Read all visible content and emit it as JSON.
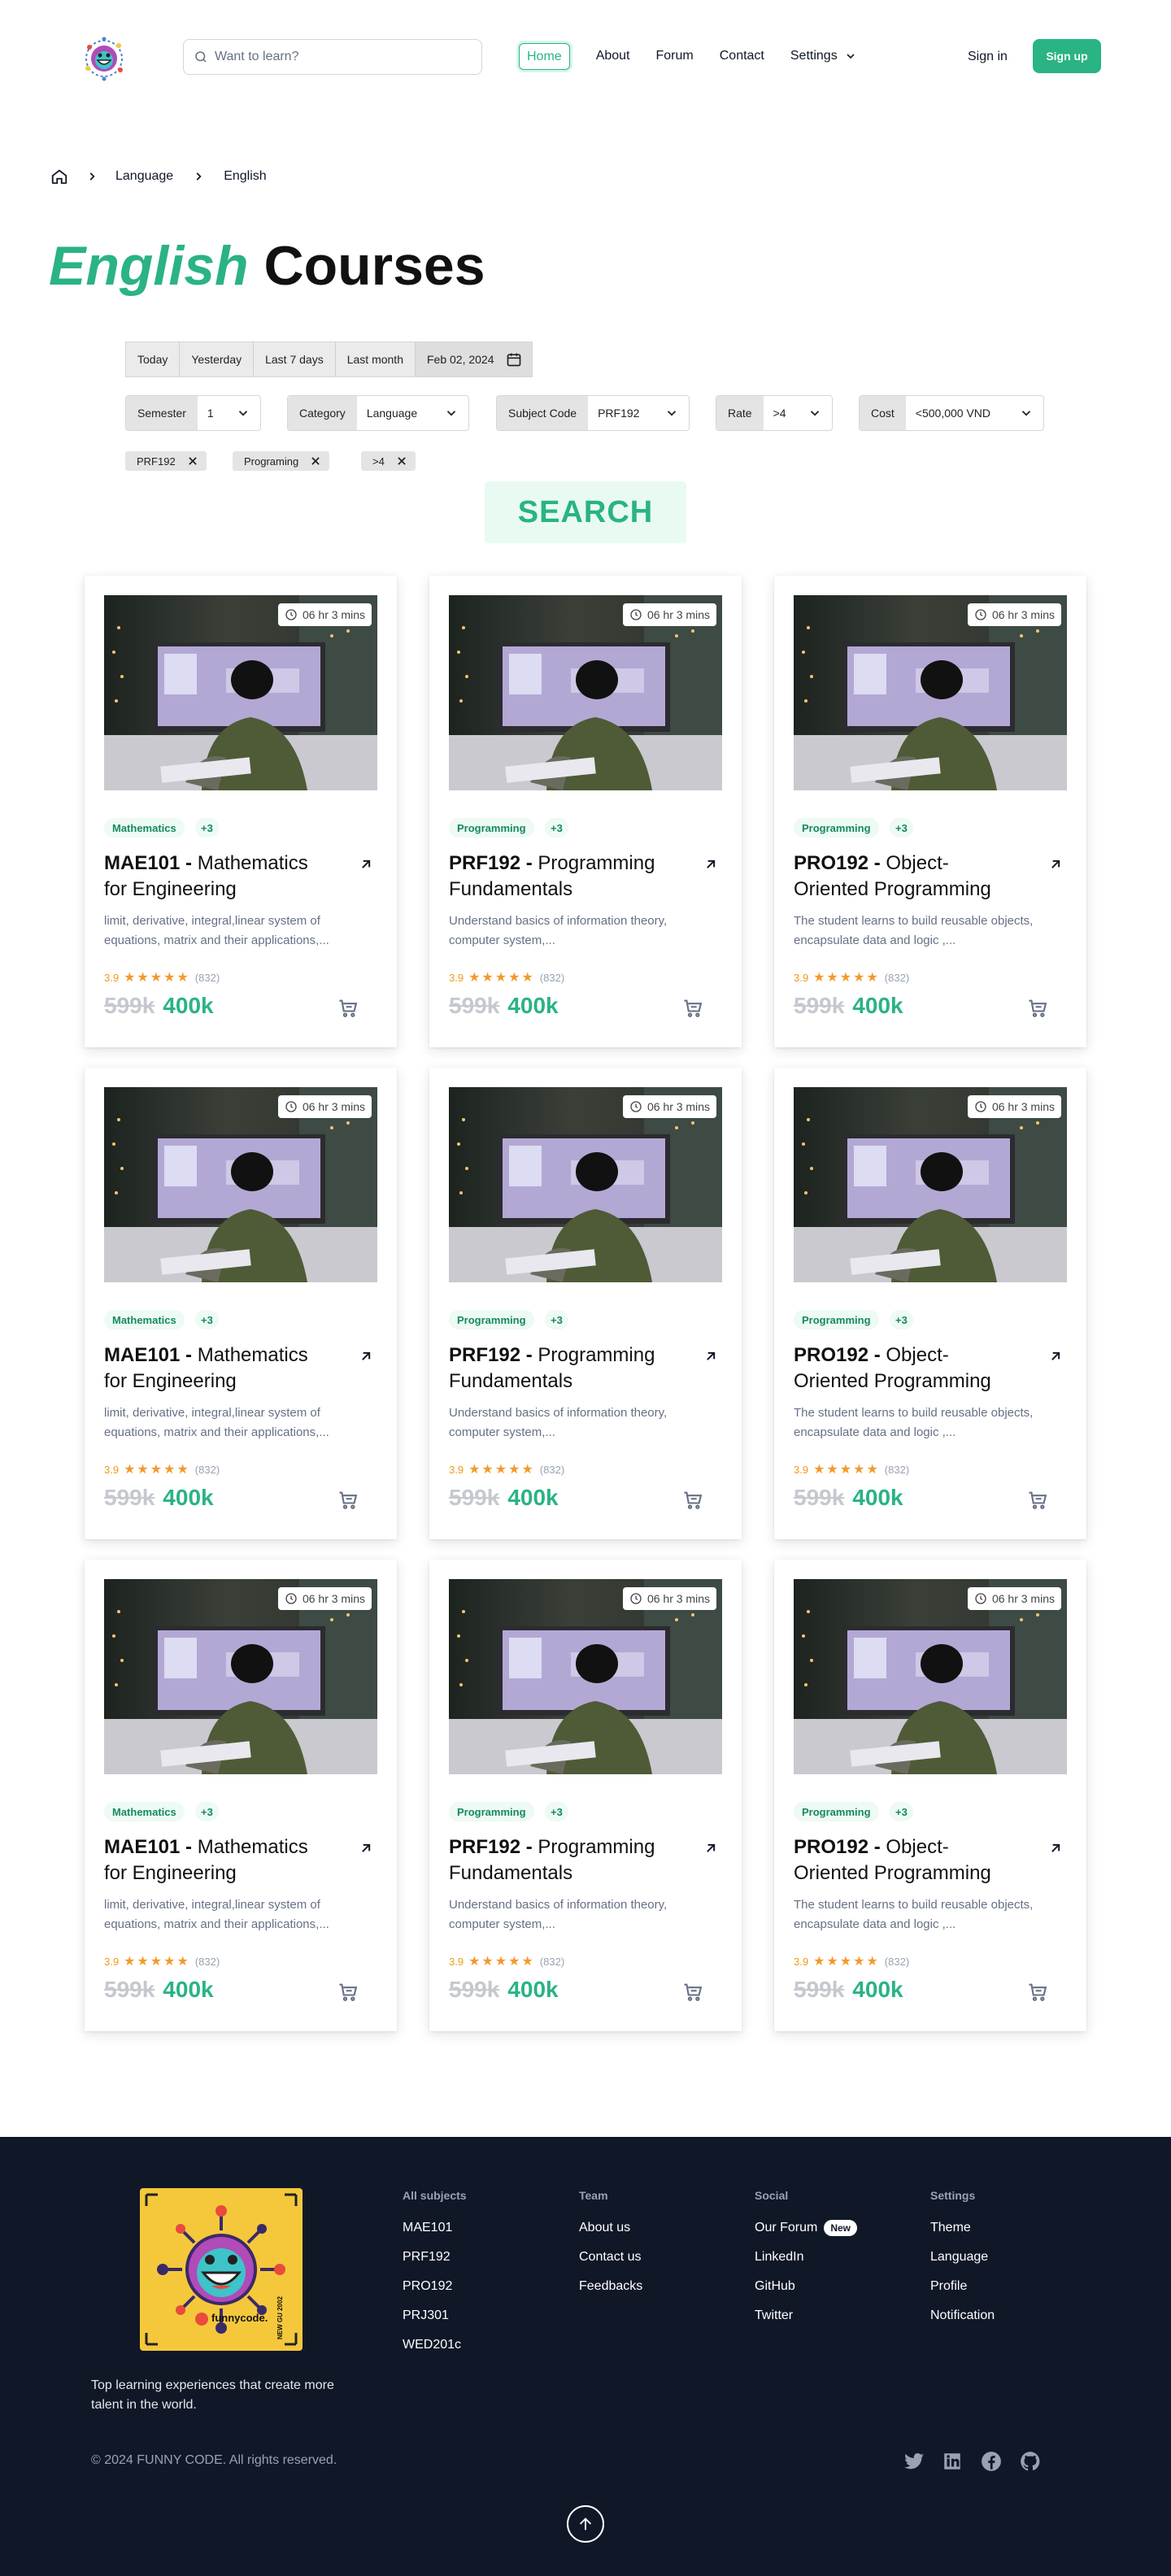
{
  "search": {
    "placeholder": "Want to learn?"
  },
  "nav": {
    "home": "Home",
    "about": "About",
    "forum": "Forum",
    "contact": "Contact",
    "settings": "Settings"
  },
  "auth": {
    "sign_in": "Sign in",
    "sign_up": "Sign up"
  },
  "breadcrumb": {
    "items": [
      "Language",
      "English"
    ]
  },
  "page_title": {
    "highlight": "English",
    "rest": " Courses"
  },
  "date_filters": {
    "buttons": [
      "Today",
      "Yesterday",
      "Last 7 days",
      "Last month"
    ],
    "picker": "Feb 02, 2024"
  },
  "filters": [
    {
      "label": "Semester",
      "value": "1"
    },
    {
      "label": "Category",
      "value": "Language"
    },
    {
      "label": "Subject Code",
      "value": "PRF192"
    },
    {
      "label": "Rate",
      "value": ">4"
    },
    {
      "label": "Cost",
      "value": "<500,000 VND"
    }
  ],
  "active_filters": [
    "PRF192",
    "Programing",
    ">4"
  ],
  "search_button": "SEARCH",
  "courses": [
    {
      "duration": "06 hr 3 mins",
      "tag": "Mathematics",
      "more": "+3",
      "code": "MAE101",
      "sep": " - ",
      "name": "Mathematics for Engineering",
      "desc": "limit, derivative, integral,linear system of equations, matrix and their applications,...",
      "rating": "3.9",
      "stars": "★★★★★",
      "count": "(832)",
      "old_price": "599k",
      "price": "400k"
    },
    {
      "duration": "06 hr 3 mins",
      "tag": "Programming",
      "more": "+3",
      "code": "PRF192",
      "sep": " - ",
      "name": "Programming Fundamentals",
      "desc": "Understand basics of information theory, computer system,...",
      "rating": "3.9",
      "stars": "★★★★★",
      "count": "(832)",
      "old_price": "599k",
      "price": "400k"
    },
    {
      "duration": "06 hr 3 mins",
      "tag": "Programming",
      "more": "+3",
      "code": "PRO192",
      "sep": " - ",
      "name": "Object-Oriented Programming",
      "desc": "The student learns to build reusable objects, encapsulate data and logic ,...",
      "rating": "3.9",
      "stars": "★★★★★",
      "count": "(832)",
      "old_price": "599k",
      "price": "400k"
    },
    {
      "duration": "06 hr 3 mins",
      "tag": "Mathematics",
      "more": "+3",
      "code": "MAE101",
      "sep": " - ",
      "name": "Mathematics for Engineering",
      "desc": "limit, derivative, integral,linear system of equations, matrix and their applications,...",
      "rating": "3.9",
      "stars": "★★★★★",
      "count": "(832)",
      "old_price": "599k",
      "price": "400k"
    },
    {
      "duration": "06 hr 3 mins",
      "tag": "Programming",
      "more": "+3",
      "code": "PRF192",
      "sep": " - ",
      "name": "Programming Fundamentals",
      "desc": "Understand basics of information theory, computer system,...",
      "rating": "3.9",
      "stars": "★★★★★",
      "count": "(832)",
      "old_price": "599k",
      "price": "400k"
    },
    {
      "duration": "06 hr 3 mins",
      "tag": "Programming",
      "more": "+3",
      "code": "PRO192",
      "sep": " - ",
      "name": "Object-Oriented Programming",
      "desc": "The student learns to build reusable objects, encapsulate data and logic ,...",
      "rating": "3.9",
      "stars": "★★★★★",
      "count": "(832)",
      "old_price": "599k",
      "price": "400k"
    },
    {
      "duration": "06 hr 3 mins",
      "tag": "Mathematics",
      "more": "+3",
      "code": "MAE101",
      "sep": " - ",
      "name": "Mathematics for Engineering",
      "desc": "limit, derivative, integral,linear system of equations, matrix and their applications,...",
      "rating": "3.9",
      "stars": "★★★★★",
      "count": "(832)",
      "old_price": "599k",
      "price": "400k"
    },
    {
      "duration": "06 hr 3 mins",
      "tag": "Programming",
      "more": "+3",
      "code": "PRF192",
      "sep": " - ",
      "name": "Programming Fundamentals",
      "desc": "Understand basics of information theory, computer system,...",
      "rating": "3.9",
      "stars": "★★★★★",
      "count": "(832)",
      "old_price": "599k",
      "price": "400k"
    },
    {
      "duration": "06 hr 3 mins",
      "tag": "Programming",
      "more": "+3",
      "code": "PRO192",
      "sep": " - ",
      "name": "Object-Oriented Programming",
      "desc": "The student learns to build reusable objects, encapsulate data and logic ,...",
      "rating": "3.9",
      "stars": "★★★★★",
      "count": "(832)",
      "old_price": "599k",
      "price": "400k"
    }
  ],
  "footer": {
    "badge_text": "funnycode.",
    "badge_side": "NEW GU 2002",
    "tagline": "Top learning experiences that create more talent in the world.",
    "columns": [
      {
        "title": "All subjects",
        "links": [
          "MAE101",
          "PRF192",
          "PRO192",
          "PRJ301",
          "WED201c"
        ]
      },
      {
        "title": "Team",
        "links": [
          "About us",
          "Contact us",
          "Feedbacks"
        ]
      },
      {
        "title": "Social",
        "links": [
          "Our Forum",
          "LinkedIn",
          "GitHub",
          "Twitter"
        ],
        "badge": "New"
      },
      {
        "title": "Settings",
        "links": [
          "Theme",
          "Language",
          "Profile",
          "Notification"
        ]
      }
    ],
    "copyright": "© 2024 FUNNY CODE. All rights reserved.",
    "social_icons": [
      "twitter-icon",
      "linkedin-icon",
      "facebook-icon",
      "github-icon"
    ]
  },
  "colors": {
    "brand": "#2ab383",
    "footer_bg": "#101828",
    "star": "#f29a2e"
  }
}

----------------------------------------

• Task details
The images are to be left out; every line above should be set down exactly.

• Answer to this task
Read all visible content and emit it as JSON.
{
  "search": {
    "placeholder": "Want to learn?"
  },
  "nav": {
    "home": "Home",
    "about": "About",
    "forum": "Forum",
    "contact": "Contact",
    "settings": "Settings"
  },
  "auth": {
    "sign_in": "Sign in",
    "sign_up": "Sign up"
  },
  "breadcrumb": {
    "items": [
      "Language",
      "English"
    ]
  },
  "page_title": {
    "highlight": "English",
    "rest": " Courses"
  },
  "date_filters": {
    "buttons": [
      "Today",
      "Yesterday",
      "Last 7 days",
      "Last month"
    ],
    "picker": "Feb 02, 2024"
  },
  "filters": [
    {
      "label": "Semester",
      "value": "1"
    },
    {
      "label": "Category",
      "value": "Language"
    },
    {
      "label": "Subject Code",
      "value": "PRF192"
    },
    {
      "label": "Rate",
      "value": ">4"
    },
    {
      "label": "Cost",
      "value": "<500,000 VND"
    }
  ],
  "active_filters": [
    "PRF192",
    "Programing",
    ">4"
  ],
  "search_button": "SEARCH",
  "courses": [
    {
      "duration": "06 hr 3 mins",
      "tag": "Mathematics",
      "more": "+3",
      "code": "MAE101",
      "sep": " - ",
      "name": "Mathematics for Engineering",
      "desc": "limit, derivative, integral,linear system of equations, matrix and their applications,...",
      "rating": "3.9",
      "stars": "★★★★★",
      "count": "(832)",
      "old_price": "599k",
      "price": "400k"
    },
    {
      "duration": "06 hr 3 mins",
      "tag": "Programming",
      "more": "+3",
      "code": "PRF192",
      "sep": " - ",
      "name": "Programming Fundamentals",
      "desc": "Understand basics of information theory, computer system,...",
      "rating": "3.9",
      "stars": "★★★★★",
      "count": "(832)",
      "old_price": "599k",
      "price": "400k"
    },
    {
      "duration": "06 hr 3 mins",
      "tag": "Programming",
      "more": "+3",
      "code": "PRO192",
      "sep": " - ",
      "name": "Object-Oriented Programming",
      "desc": "The student learns to build reusable objects, encapsulate data and logic ,...",
      "rating": "3.9",
      "stars": "★★★★★",
      "count": "(832)",
      "old_price": "599k",
      "price": "400k"
    },
    {
      "duration": "06 hr 3 mins",
      "tag": "Mathematics",
      "more": "+3",
      "code": "MAE101",
      "sep": " - ",
      "name": "Mathematics for Engineering",
      "desc": "limit, derivative, integral,linear system of equations, matrix and their applications,...",
      "rating": "3.9",
      "stars": "★★★★★",
      "count": "(832)",
      "old_price": "599k",
      "price": "400k"
    },
    {
      "duration": "06 hr 3 mins",
      "tag": "Programming",
      "more": "+3",
      "code": "PRF192",
      "sep": " - ",
      "name": "Programming Fundamentals",
      "desc": "Understand basics of information theory, computer system,...",
      "rating": "3.9",
      "stars": "★★★★★",
      "count": "(832)",
      "old_price": "599k",
      "price": "400k"
    },
    {
      "duration": "06 hr 3 mins",
      "tag": "Programming",
      "more": "+3",
      "code": "PRO192",
      "sep": " - ",
      "name": "Object-Oriented Programming",
      "desc": "The student learns to build reusable objects, encapsulate data and logic ,...",
      "rating": "3.9",
      "stars": "★★★★★",
      "count": "(832)",
      "old_price": "599k",
      "price": "400k"
    },
    {
      "duration": "06 hr 3 mins",
      "tag": "Mathematics",
      "more": "+3",
      "code": "MAE101",
      "sep": " - ",
      "name": "Mathematics for Engineering",
      "desc": "limit, derivative, integral,linear system of equations, matrix and their applications,...",
      "rating": "3.9",
      "stars": "★★★★★",
      "count": "(832)",
      "old_price": "599k",
      "price": "400k"
    },
    {
      "duration": "06 hr 3 mins",
      "tag": "Programming",
      "more": "+3",
      "code": "PRF192",
      "sep": " - ",
      "name": "Programming Fundamentals",
      "desc": "Understand basics of information theory, computer system,...",
      "rating": "3.9",
      "stars": "★★★★★",
      "count": "(832)",
      "old_price": "599k",
      "price": "400k"
    },
    {
      "duration": "06 hr 3 mins",
      "tag": "Programming",
      "more": "+3",
      "code": "PRO192",
      "sep": " - ",
      "name": "Object-Oriented Programming",
      "desc": "The student learns to build reusable objects, encapsulate data and logic ,...",
      "rating": "3.9",
      "stars": "★★★★★",
      "count": "(832)",
      "old_price": "599k",
      "price": "400k"
    }
  ],
  "footer": {
    "badge_text": "funnycode.",
    "badge_side": "NEW GU 2002",
    "tagline": "Top learning experiences that create more talent in the world.",
    "columns": [
      {
        "title": "All subjects",
        "links": [
          "MAE101",
          "PRF192",
          "PRO192",
          "PRJ301",
          "WED201c"
        ]
      },
      {
        "title": "Team",
        "links": [
          "About us",
          "Contact us",
          "Feedbacks"
        ]
      },
      {
        "title": "Social",
        "links": [
          "Our Forum",
          "LinkedIn",
          "GitHub",
          "Twitter"
        ],
        "badge": "New"
      },
      {
        "title": "Settings",
        "links": [
          "Theme",
          "Language",
          "Profile",
          "Notification"
        ]
      }
    ],
    "copyright": "© 2024 FUNNY CODE. All rights reserved.",
    "social_icons": [
      "twitter-icon",
      "linkedin-icon",
      "facebook-icon",
      "github-icon"
    ]
  },
  "colors": {
    "brand": "#2ab383",
    "footer_bg": "#101828",
    "star": "#f29a2e"
  }
}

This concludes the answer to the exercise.